INSIDE THE STATEHOUSE
By Steve Flowers
As the legislative session was winding down, it was obvious no solution was going to be found for the beleaguered General Fund Budget. The Governor’s $541 million tax increase proposal had been ignored. Although he still kept preaching that this was the prescription for the ailing General Fund, the good doctor’s prognosis and recommended course of treatment was completely disregarded.
Senate President Pro Tem Del Marsh offered a solution in the form of a lottery. It did not get the proper traction, although it only calls for the legislature to vote to let the people vote. Polling shows it would pass, so the dismissal by the Senate is hard to understand. Finally, the House leadership came forward with a hybrid proposal to raise the cigarette tax and a few fees. It never got far.
With three different trains running down the same track it was a perfect storm for a train wreck and that is what occurred. However, late in the session the perennial cry to combine the two budgets was thrown against the wall again without much success.
Alabama has two budgets. The General Fund and Education Trust Fund budgets. Neither is well-funded. The reason we have two budgets is that during the Depression Era, Alabama schools were so underfunded that the prisons had better conditions. Third world countries had better school systems. Most rural schools were dilapidated one room schools with no indoor plumbing. Teachers were not even getting paid. They were being given script or promissory notes that they might get paid one day.
A progressive governor, Bibb Graves, came along and created a Special Education Trust Fund budget to see that schools had basic minimum standards and funding. At that time, the only colleges in the state were the University of Alabama and Auburn University. His education plan created teachers colleges at Florence, Jacksonville, Troy and Livingston. Graves convinced the legislature to earmark state sales and income tax for education. Education funding has been able to keep pace with inflation with these growth taxes.
Combining these two budgets has been proposed numerous times over the years. Each time with no success. Governor Bentley floated this consolidation balloon a year ago. It was met with deafening silence pretty much the same way that his tax proposal has been greeted.
Most legislators and their constituents know that public education is not funded properly. To allow the legislature to run roughshod into the education coffers would be devastating to the state. The wall created constitutionally prohibits the legislature or governor from raiding education dollars to pay for the money eating Medicaid monster. Even more importantly, it keeps the state from putting prisoners ahead of schoolchildren. Furthermore, if this legislature or future legislatures fail to fund prisons to a minimum standard, as set forth by the federal courts, it is not only possible but probable that a federal judge could mandate prison appropriations from the state budget that would deprive schools of basic funding in favor of prisoners’ comfort.

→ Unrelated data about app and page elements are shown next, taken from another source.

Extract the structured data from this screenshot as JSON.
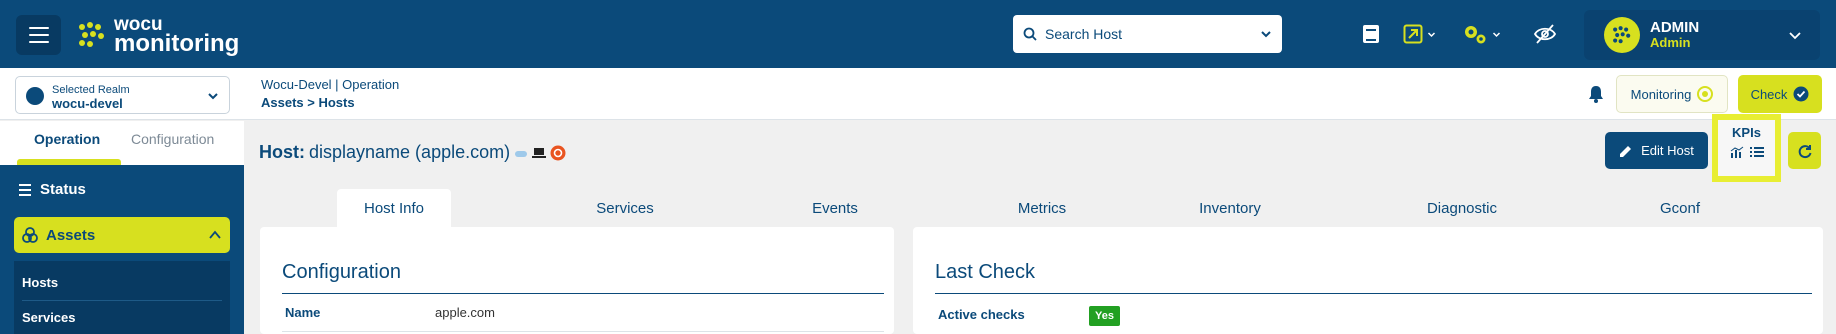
{
  "header": {
    "logo": {
      "line1": "wocu",
      "line2": "monitoring"
    },
    "search": {
      "placeholder": "Search Host"
    },
    "user": {
      "name": "ADMIN",
      "role": "Admin"
    }
  },
  "subheader": {
    "realm": {
      "label": "Selected Realm",
      "value": "wocu-devel"
    },
    "breadcrumb": {
      "line1": "Wocu-Devel | Operation",
      "line2": "Assets > Hosts"
    },
    "monitoring_label": "Monitoring",
    "check_label": "Check"
  },
  "sidebar": {
    "tabs": [
      {
        "label": "Operation"
      },
      {
        "label": "Configuration"
      }
    ],
    "status_label": "Status",
    "assets_label": "Assets",
    "sub_items": [
      {
        "label": "Hosts"
      },
      {
        "label": "Services"
      }
    ]
  },
  "main": {
    "host_prefix": "Host:",
    "host_name": "displayname (apple.com)",
    "edit_label": "Edit Host",
    "kpis_label": "KPIs",
    "tabs": [
      {
        "label": "Host Info"
      },
      {
        "label": "Services"
      },
      {
        "label": "Events"
      },
      {
        "label": "Metrics"
      },
      {
        "label": "Inventory"
      },
      {
        "label": "Diagnostic"
      },
      {
        "label": "Gconf"
      }
    ],
    "configuration": {
      "title": "Configuration",
      "rows": [
        {
          "key": "Name",
          "value": "apple.com"
        }
      ]
    },
    "last_check": {
      "title": "Last Check",
      "rows": [
        {
          "key": "Active checks",
          "value": "Yes"
        }
      ]
    }
  },
  "colors": {
    "primary": "#0b4a7a",
    "accent": "#d7e01f",
    "success": "#22a022"
  }
}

The Special Education Trust Fund budget was created for reason. A farsighted governor and even more farsighted legislature believed that education was an important and basic function of state government and that it was important for the future of the state.
During the Paul Hubbert era, teacher salaries in Alabama moved into the top 25 in the nation. In the past five years, with the Republican takeover of the legislature and demise of the AEA, teacher salaries have dropped into the bottom 10 states in America. Our educational spending in Alabama is 48th in the nation.
Our universities used to receive half of their funding from the state. It is now less than 20 percent. Our woefully funded education system could ill afford a raid of its tax dollars.
The governor and legislature need to work together to find a permanent solution to funding the General Fund. Stealing the money earmarked for school children’s basic learning is not a solution to the General Fund’s dilemma. Nobody is going to look back 60 years from now and praise this current group for robbing from the Special Education Trust Fund to pay for prison reform.
See you next week.
Steve Flowers is Alabama’s leading political columnist. His weekly column appears in over 60 Alabama newspapers. He served 16 years in the state legislature. Steve may be reached at www.steveflowers.us.